» Your assignment:
Find all the lines in the entries below that hold the word "title" and copy them.

» Study material:
»»

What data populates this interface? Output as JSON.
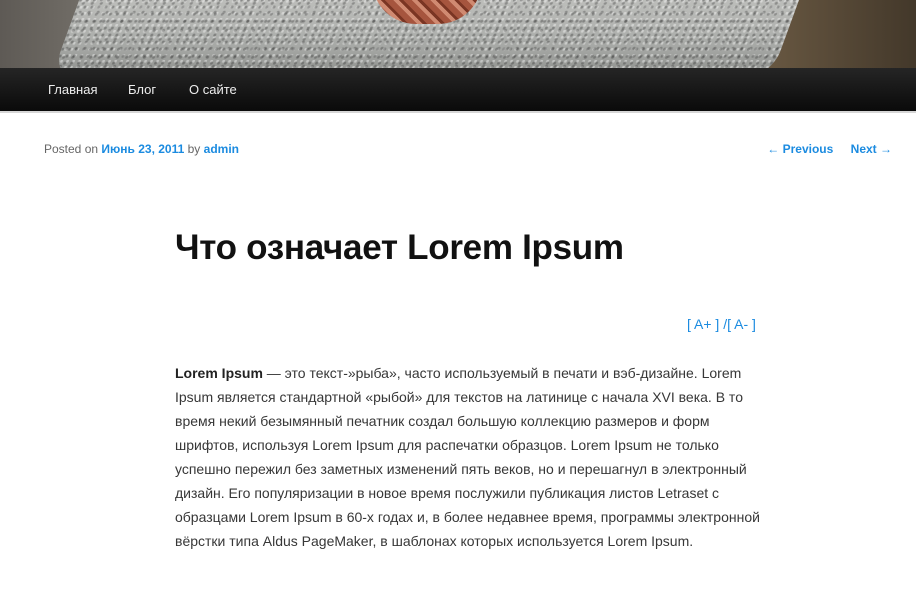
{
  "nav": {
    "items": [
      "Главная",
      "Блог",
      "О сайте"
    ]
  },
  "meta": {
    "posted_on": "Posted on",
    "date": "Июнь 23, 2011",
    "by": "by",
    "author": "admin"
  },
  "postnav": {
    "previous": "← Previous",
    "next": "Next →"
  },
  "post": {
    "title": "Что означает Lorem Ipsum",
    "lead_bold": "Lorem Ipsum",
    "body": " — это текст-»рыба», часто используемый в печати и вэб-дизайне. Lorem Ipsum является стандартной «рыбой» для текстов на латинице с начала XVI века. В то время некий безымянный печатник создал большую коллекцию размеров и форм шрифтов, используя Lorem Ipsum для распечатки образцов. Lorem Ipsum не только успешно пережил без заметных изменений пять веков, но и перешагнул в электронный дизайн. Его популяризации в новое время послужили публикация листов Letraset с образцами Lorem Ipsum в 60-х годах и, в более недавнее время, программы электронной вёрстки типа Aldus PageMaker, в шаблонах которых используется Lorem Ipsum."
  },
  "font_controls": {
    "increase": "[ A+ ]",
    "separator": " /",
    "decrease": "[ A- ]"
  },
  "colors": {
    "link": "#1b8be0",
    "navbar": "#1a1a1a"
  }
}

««
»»

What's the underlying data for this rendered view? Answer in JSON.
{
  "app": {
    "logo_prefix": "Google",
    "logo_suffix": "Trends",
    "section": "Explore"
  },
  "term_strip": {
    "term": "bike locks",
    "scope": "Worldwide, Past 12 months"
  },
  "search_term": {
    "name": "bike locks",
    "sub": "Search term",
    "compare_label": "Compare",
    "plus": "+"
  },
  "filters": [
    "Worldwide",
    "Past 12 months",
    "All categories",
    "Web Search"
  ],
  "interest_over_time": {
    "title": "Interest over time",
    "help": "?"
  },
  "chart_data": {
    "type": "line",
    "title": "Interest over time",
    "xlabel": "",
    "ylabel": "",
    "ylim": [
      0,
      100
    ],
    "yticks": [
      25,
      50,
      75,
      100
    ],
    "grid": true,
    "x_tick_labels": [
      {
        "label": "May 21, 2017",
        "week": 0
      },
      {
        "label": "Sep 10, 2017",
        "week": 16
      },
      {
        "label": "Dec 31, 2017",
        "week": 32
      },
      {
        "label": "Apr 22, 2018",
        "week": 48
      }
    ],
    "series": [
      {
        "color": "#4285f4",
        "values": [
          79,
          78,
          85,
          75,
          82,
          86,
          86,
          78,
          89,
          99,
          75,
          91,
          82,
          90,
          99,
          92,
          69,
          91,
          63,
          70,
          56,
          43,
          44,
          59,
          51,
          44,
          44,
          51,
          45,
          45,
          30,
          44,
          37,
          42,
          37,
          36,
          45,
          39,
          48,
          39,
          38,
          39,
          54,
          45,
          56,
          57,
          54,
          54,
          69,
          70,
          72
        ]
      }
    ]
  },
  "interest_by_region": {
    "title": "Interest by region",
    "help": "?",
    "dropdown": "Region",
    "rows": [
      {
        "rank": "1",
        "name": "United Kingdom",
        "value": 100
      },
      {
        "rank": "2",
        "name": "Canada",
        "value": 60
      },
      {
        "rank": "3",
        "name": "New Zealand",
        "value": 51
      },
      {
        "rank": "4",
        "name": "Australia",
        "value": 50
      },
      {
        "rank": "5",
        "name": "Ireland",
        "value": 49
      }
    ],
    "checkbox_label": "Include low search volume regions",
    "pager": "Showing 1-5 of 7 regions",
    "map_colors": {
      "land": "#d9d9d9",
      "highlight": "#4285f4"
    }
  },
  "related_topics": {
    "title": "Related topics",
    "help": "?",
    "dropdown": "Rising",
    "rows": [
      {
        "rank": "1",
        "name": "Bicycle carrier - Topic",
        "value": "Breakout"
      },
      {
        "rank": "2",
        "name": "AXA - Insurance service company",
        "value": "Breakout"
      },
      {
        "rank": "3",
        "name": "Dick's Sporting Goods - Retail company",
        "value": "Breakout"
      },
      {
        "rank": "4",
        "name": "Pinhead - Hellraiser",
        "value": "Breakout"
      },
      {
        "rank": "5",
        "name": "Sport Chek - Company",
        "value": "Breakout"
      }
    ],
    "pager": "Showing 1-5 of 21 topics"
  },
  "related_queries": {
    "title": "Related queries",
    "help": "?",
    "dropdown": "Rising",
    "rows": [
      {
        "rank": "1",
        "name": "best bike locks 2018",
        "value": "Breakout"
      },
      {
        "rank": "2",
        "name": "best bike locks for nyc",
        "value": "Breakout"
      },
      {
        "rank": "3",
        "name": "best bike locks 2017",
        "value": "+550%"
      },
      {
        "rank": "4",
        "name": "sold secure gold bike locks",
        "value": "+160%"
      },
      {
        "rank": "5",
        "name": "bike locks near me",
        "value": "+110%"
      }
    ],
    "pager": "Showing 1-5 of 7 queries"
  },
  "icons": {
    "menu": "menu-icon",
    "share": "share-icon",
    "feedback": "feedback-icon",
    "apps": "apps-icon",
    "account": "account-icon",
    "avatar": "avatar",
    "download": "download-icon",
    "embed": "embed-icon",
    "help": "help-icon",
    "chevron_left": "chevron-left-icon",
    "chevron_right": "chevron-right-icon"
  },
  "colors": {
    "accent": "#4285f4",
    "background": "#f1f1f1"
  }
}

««
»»

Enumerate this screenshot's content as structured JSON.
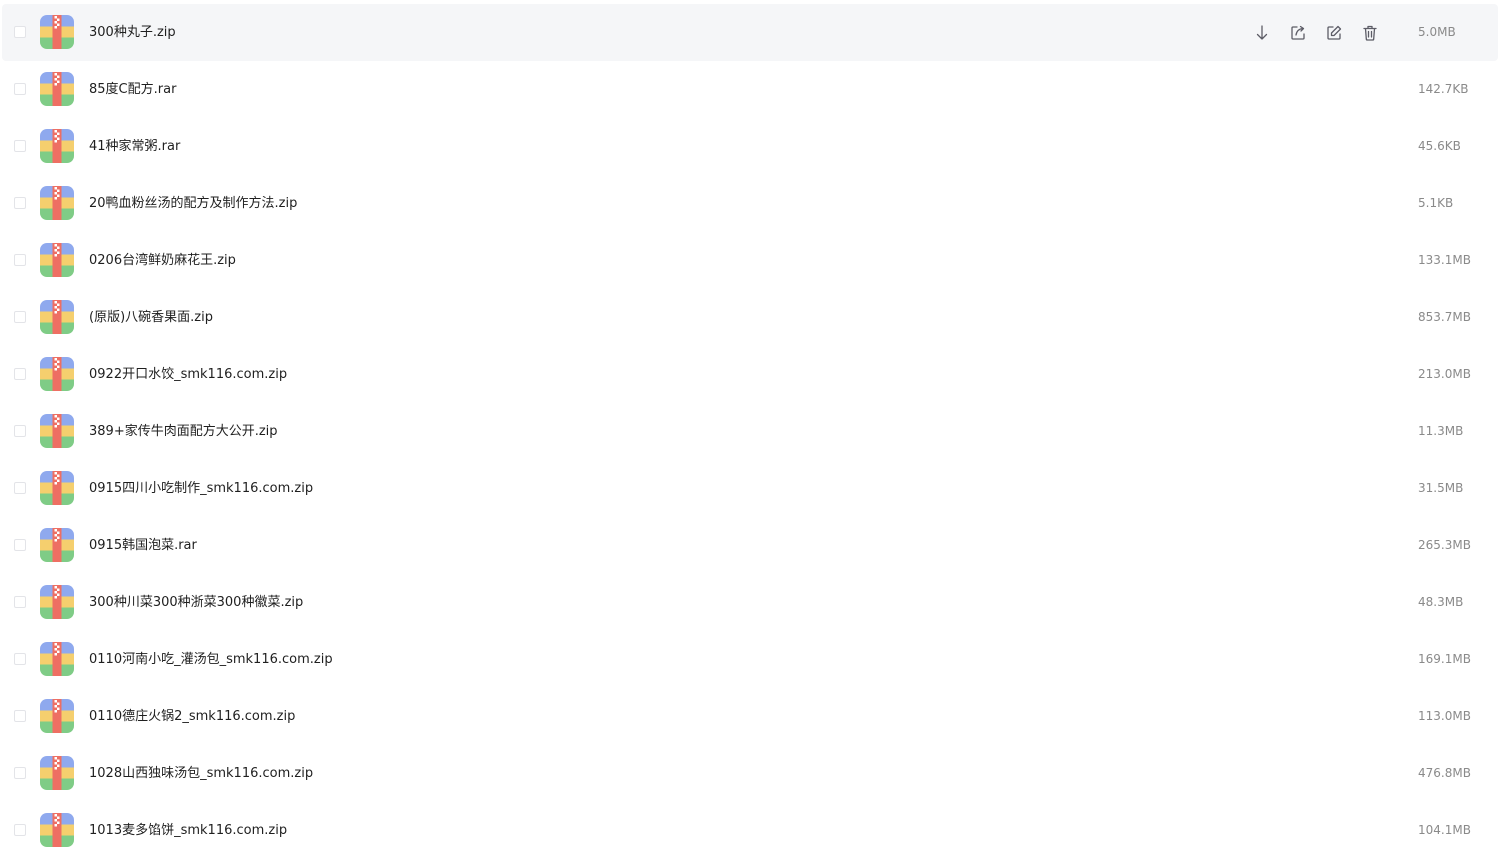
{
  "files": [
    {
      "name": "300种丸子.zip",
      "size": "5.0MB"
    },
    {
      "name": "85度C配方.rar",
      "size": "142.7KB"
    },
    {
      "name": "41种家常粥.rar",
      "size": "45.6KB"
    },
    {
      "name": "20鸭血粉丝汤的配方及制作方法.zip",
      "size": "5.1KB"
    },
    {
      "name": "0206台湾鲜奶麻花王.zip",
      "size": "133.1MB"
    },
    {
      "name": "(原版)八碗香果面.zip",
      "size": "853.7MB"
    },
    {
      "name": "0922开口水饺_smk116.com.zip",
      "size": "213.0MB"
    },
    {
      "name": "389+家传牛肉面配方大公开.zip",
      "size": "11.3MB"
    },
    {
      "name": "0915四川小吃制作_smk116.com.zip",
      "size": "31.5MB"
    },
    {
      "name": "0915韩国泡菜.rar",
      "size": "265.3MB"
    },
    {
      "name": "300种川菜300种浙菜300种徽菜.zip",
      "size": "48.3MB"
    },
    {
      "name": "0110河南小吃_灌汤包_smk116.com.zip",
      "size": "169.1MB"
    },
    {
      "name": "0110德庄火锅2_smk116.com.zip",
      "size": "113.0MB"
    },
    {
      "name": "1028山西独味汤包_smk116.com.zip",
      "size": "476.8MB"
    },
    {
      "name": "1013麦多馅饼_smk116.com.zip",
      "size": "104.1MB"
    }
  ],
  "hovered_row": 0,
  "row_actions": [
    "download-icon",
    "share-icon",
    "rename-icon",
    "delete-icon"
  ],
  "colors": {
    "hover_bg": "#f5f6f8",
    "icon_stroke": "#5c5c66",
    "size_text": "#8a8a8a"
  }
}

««

» Answer space:
    "title": "Что означает Lorem Ipsum",
    "title": "Interest over time",
    "title": "Interest over time",
    "title": "Interest by region",
    "title": "Related topics",
    "title": "Related queries",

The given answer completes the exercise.